Bitcoin’s blockchain is an intricate system that records every transaction and documents all coin ownership. In essence, the blockchain has been programmed to act as a self-sufficient ledger, a new block is added to the chain whenever Bitcoin is bought, sold or exchanged. Every device that operates on the network stores a copy of the entire ledger and the ledger is updated on all devices whenever a transaction occurs. This means that the blockchain is fully transparent and available for everyone to view.
This blockchain structure was the first of its kind and it solved the double spend problem. The transparent ledger and foundational basis of the blockchain created a ‘trust-less’ system for all of its users. The system is designed to verify and document all transactions and therefore everyone is able to view the entire ledger. Not one individual or institution manages the ledger and because it is stored on every device that participates, it is impossible to hack. Due to the ‘trust-less’ system that the blockchain operates on, it allowed Bitcoin to claim the title of being the first ever secure decentralised currency.
In addition to this, Bitcoin’s blockchain does not require any of its user’s personal information, all you need is a Bitcoin wallet, which is a secure digital holding facility for your Bitcoin. Banks require your personal information (such as name, age, address etc). When sending or receiving money via bank transfers, the 2 parties involved in the transaction have to provide their personal information to each other, so that the financial institution can document who has sent and received a payment. However, this is not the case with Bitcoin. You do not need to provide your personal data to set up a wallet to send or receive Bitcoin, all you need is a wallet address.

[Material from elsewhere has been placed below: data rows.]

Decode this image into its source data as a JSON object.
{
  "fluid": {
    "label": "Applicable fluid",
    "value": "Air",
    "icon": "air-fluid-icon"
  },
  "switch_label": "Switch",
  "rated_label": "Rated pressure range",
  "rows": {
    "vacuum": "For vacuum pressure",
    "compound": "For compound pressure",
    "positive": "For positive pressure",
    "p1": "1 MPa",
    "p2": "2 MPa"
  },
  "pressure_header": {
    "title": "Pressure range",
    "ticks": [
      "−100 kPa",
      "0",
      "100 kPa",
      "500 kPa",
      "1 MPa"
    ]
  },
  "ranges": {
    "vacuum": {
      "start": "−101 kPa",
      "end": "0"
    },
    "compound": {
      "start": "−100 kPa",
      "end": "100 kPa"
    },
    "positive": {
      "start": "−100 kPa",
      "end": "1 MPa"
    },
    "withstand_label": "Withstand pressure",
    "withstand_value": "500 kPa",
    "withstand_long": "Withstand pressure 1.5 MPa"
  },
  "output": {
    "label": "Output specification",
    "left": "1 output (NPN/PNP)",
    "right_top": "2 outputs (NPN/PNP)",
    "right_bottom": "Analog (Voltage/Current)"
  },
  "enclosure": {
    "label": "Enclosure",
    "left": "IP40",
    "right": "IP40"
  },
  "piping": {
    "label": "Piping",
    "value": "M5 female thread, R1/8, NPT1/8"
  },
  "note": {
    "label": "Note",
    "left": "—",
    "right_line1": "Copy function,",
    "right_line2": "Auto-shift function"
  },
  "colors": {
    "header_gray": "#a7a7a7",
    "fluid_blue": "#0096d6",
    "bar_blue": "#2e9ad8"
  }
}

A wallet address is just a long string of numbers and letters that signify an individual’s holding account (much like an account number or sort code without a name associated to it). This allows for Bitcoin transactions to be conducted with complete anonymity. In essence, Bitcoin’s blockchain allows for its ledger to be transparent while keeping all transactions anonymous. You can see how much Bitcoin one user sends to another; however, you will never be able to find out who the accounts relate to and who the individuals are.
In summary, Bitcoin’s blockchain allows for its users to conduct transactions with complete anonymity and complete transparency in parallel. This was a revolutionary development that no prior cryptocurrencies were able to accomplish and solved the double spend problem. Many developers have since embedded this philosophy into their programming and coding, meaning that it has and will continue to shape the future of cryptography.